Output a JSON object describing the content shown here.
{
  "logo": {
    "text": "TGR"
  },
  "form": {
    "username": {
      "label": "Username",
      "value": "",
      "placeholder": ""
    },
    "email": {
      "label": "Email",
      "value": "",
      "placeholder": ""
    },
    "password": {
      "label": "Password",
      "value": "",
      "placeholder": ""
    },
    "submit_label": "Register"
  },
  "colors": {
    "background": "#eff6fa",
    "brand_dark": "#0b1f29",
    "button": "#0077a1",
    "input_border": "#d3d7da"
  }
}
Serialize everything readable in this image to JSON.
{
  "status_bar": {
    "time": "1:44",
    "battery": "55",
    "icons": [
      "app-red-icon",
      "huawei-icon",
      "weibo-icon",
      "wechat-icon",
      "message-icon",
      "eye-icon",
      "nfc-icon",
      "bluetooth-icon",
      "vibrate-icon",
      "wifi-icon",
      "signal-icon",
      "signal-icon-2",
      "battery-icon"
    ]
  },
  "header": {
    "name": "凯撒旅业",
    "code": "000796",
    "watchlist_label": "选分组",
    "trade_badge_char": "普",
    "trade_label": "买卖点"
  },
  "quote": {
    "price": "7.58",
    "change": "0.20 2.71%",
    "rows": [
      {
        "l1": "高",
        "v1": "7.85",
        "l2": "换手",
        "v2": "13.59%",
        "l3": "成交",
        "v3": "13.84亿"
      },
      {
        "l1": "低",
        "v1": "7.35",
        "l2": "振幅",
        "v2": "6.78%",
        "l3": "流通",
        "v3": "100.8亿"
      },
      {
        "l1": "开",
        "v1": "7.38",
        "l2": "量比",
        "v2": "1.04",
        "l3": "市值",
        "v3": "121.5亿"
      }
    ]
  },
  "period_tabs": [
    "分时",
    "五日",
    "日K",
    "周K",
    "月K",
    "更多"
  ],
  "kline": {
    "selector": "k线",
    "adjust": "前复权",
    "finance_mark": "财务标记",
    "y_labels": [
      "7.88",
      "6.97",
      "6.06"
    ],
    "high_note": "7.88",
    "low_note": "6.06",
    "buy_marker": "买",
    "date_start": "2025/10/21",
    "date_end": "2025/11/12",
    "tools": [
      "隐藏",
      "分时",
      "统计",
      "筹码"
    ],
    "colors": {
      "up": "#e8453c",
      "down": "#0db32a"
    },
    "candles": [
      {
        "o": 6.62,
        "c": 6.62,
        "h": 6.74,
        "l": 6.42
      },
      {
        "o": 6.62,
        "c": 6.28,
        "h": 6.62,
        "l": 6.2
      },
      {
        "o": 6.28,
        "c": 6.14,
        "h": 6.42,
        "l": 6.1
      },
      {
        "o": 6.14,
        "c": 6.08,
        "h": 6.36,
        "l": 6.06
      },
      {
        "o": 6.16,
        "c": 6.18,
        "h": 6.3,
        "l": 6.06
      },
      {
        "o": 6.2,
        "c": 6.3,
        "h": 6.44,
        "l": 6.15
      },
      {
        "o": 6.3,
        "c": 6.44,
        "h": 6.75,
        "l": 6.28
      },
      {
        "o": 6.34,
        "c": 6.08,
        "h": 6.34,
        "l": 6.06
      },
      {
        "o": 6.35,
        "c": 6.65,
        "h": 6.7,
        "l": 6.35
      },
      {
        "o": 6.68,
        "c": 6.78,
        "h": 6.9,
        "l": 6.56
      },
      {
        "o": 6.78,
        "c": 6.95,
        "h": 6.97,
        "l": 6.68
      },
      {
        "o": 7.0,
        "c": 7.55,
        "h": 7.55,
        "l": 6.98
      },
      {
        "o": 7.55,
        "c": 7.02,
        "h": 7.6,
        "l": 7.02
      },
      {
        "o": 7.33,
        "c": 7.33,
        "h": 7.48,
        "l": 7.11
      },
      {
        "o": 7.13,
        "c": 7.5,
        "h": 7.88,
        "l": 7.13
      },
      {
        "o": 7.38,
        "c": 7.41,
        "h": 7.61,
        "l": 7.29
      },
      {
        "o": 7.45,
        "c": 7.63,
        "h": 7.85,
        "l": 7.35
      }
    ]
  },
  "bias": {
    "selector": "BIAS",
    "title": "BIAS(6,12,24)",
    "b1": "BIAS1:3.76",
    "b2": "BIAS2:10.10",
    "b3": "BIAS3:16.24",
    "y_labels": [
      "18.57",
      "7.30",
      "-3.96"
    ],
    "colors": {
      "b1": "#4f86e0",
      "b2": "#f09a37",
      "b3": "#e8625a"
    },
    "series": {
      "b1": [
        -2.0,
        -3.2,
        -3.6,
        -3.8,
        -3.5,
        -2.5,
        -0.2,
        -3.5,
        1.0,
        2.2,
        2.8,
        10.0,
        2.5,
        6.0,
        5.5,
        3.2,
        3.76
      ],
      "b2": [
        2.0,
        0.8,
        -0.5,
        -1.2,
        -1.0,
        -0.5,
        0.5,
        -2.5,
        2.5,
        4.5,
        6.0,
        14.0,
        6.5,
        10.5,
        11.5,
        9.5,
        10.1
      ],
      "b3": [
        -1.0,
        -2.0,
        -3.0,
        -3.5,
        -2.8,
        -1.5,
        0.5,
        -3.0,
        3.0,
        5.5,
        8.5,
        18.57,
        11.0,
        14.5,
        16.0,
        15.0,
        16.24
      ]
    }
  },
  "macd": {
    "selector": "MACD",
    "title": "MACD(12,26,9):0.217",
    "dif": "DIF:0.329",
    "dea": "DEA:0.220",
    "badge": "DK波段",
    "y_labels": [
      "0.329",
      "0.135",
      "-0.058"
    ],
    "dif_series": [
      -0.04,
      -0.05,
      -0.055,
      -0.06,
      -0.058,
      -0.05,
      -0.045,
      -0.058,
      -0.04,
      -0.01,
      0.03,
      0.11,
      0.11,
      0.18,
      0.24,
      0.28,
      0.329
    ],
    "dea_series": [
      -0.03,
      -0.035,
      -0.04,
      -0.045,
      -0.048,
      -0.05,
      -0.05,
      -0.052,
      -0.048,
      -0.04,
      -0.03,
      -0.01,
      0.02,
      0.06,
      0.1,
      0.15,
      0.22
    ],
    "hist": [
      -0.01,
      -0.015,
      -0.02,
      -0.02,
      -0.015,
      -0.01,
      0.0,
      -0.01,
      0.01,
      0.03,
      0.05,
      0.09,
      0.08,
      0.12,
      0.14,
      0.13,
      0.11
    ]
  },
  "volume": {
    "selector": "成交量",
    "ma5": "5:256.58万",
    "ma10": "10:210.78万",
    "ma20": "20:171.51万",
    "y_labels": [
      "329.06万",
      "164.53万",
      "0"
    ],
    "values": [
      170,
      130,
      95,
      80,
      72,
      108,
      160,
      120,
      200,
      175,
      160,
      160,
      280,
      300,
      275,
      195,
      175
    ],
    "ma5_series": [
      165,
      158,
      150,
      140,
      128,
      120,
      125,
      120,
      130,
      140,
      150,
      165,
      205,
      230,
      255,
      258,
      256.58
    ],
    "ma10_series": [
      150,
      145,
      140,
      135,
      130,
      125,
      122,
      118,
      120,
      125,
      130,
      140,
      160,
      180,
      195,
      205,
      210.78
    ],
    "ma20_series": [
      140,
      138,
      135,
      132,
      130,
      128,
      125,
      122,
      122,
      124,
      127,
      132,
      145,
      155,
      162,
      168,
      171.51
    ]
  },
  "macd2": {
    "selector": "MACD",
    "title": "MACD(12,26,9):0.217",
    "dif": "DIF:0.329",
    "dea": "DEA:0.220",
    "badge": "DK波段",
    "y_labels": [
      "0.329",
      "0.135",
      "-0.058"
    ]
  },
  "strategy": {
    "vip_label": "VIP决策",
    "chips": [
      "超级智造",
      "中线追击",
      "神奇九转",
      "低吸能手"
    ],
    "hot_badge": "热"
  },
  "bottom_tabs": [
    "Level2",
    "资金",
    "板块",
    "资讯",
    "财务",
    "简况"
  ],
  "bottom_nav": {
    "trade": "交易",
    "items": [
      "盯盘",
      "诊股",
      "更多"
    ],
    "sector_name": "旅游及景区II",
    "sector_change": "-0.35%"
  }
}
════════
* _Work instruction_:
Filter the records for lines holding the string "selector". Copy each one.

* _Response for this exercise_:
    "selector": "k线",
    "selector": "BIAS",
    "selector": "MACD",
    "selector": "成交量",
    "selector": "MACD",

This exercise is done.